To give an idea of the endless communicative potency of such readings, I would like to add a brief coda. When Claire discussed with me her suggestions for this reading, she recalled her own childhood love of L’Engle’s work. She explained that she used to read L’Engle’s journals as well, in which the author discussed the importance of love, particularly the Christian notion of agape, to her fiction. Claire pointed out that in this particular scene, which is tense with the apparent hopelessness of Charles’ prodigious scientific gifts being governed forevermore by the affectless, lifeless IT, Meg breaks down. Meg has always considered herself quite ordinary and relatively powerless. In this scene, she confronts quite dramatically the limits of her power as a subject, that is, as an agent who might consider herself the author and executor of a calculated plan to manipulate the object world around her. All plans have fallen apart. Meg herself has fallen apart.
But, as Claire pointed out to me, what rushes in when Meg falls apart is the potency of affect, unleashed from the bounds of a world of subjects and objects. Crucially, Meg understands this. She forms an idea of the affects she is experiencing and of their true power. And it is at that moment that the love pouring forth through and beyond the bare outlines of “Meg” absolutely overwhelms even the awesome, prodigious powers of IT,which are still bound and limited by the inadequate idea of possession (and, by extension, of the categories of subject and object that possession still implies). Spinoza could ask for no better example. And so the reading, and the joy, goes on.

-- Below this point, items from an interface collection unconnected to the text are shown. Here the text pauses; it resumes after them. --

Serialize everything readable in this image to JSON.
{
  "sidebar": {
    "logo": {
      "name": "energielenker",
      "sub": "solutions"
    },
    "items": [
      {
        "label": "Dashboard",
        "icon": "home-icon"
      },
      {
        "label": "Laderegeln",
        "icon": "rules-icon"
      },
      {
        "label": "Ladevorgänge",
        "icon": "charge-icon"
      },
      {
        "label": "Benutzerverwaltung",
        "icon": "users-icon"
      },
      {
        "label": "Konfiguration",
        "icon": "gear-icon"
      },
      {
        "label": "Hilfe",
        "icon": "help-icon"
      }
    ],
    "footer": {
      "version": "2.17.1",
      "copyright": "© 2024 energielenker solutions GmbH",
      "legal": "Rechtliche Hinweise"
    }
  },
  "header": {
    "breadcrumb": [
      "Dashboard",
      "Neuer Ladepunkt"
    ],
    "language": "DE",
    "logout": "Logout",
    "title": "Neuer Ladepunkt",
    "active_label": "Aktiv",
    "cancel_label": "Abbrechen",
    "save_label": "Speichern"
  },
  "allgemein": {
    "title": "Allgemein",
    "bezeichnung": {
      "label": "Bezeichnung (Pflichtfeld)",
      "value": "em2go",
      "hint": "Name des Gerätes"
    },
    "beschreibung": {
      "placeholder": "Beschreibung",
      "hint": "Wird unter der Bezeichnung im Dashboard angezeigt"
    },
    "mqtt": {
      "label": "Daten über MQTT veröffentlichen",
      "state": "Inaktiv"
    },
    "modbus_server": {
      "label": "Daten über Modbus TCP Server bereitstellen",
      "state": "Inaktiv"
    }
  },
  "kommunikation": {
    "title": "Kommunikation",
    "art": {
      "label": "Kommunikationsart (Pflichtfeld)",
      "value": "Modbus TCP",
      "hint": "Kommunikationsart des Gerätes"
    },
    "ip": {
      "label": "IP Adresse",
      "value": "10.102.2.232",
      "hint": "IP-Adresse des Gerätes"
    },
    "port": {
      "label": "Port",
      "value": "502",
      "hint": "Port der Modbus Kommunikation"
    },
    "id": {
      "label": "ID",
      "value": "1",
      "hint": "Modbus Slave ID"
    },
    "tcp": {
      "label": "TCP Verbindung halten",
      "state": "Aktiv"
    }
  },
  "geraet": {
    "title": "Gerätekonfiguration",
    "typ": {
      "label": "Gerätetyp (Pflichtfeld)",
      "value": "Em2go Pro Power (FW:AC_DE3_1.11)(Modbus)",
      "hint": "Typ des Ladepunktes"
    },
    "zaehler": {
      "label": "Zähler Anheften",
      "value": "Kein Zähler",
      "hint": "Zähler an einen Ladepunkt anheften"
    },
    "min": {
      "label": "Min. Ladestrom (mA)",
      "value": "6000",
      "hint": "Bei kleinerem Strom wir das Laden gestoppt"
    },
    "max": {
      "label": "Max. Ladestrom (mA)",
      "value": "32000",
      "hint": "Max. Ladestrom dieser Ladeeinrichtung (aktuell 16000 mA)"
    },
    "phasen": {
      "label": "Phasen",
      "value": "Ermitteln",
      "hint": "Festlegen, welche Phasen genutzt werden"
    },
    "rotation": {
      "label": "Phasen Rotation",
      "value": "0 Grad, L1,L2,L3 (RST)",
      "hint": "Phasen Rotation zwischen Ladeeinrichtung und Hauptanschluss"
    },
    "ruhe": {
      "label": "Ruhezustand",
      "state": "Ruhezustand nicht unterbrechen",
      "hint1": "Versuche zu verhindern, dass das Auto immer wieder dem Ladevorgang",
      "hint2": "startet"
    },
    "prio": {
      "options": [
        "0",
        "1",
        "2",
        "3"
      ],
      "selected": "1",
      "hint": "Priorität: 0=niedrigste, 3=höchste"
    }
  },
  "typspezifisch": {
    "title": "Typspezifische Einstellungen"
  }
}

My reading of Williams’ poem, emerging within the context of my academic experience and the challenge of helping someone else love not only reading but thinking about reading, has introduced some of the basic concerns of this book: the nature of affect, in particular of joy and love, and its relation to thought, in particular to reason, in the process of joyfully living a series of encounters, of which reading is one, while embedded in a world of relations that we do not fully control nor understand. This book is an attempt to describe and practice a way of reading that shares Spinoza’s vision of the world and partakes of the ethic of joy, which that vision led him to advocate. Part of what makes Spinoza’s Ethics so moving and inspiring is his acute sensitivity to the fragility and uncertainty of our existence in the universe, taken together with his generous, painstaking attempt to communicate a life that accepts that uncertainty and builds from it a capacity to act and to experience joy. Reading to Live sees reading as an opportunity to experiment with and become aware of the nature of all kinds of encounters, including the most mundane, in all their material, affective and intellectual richness. Then, through such experiments, to nourish those encounters that augment joy; that is, those that enhance our ethical power of acting.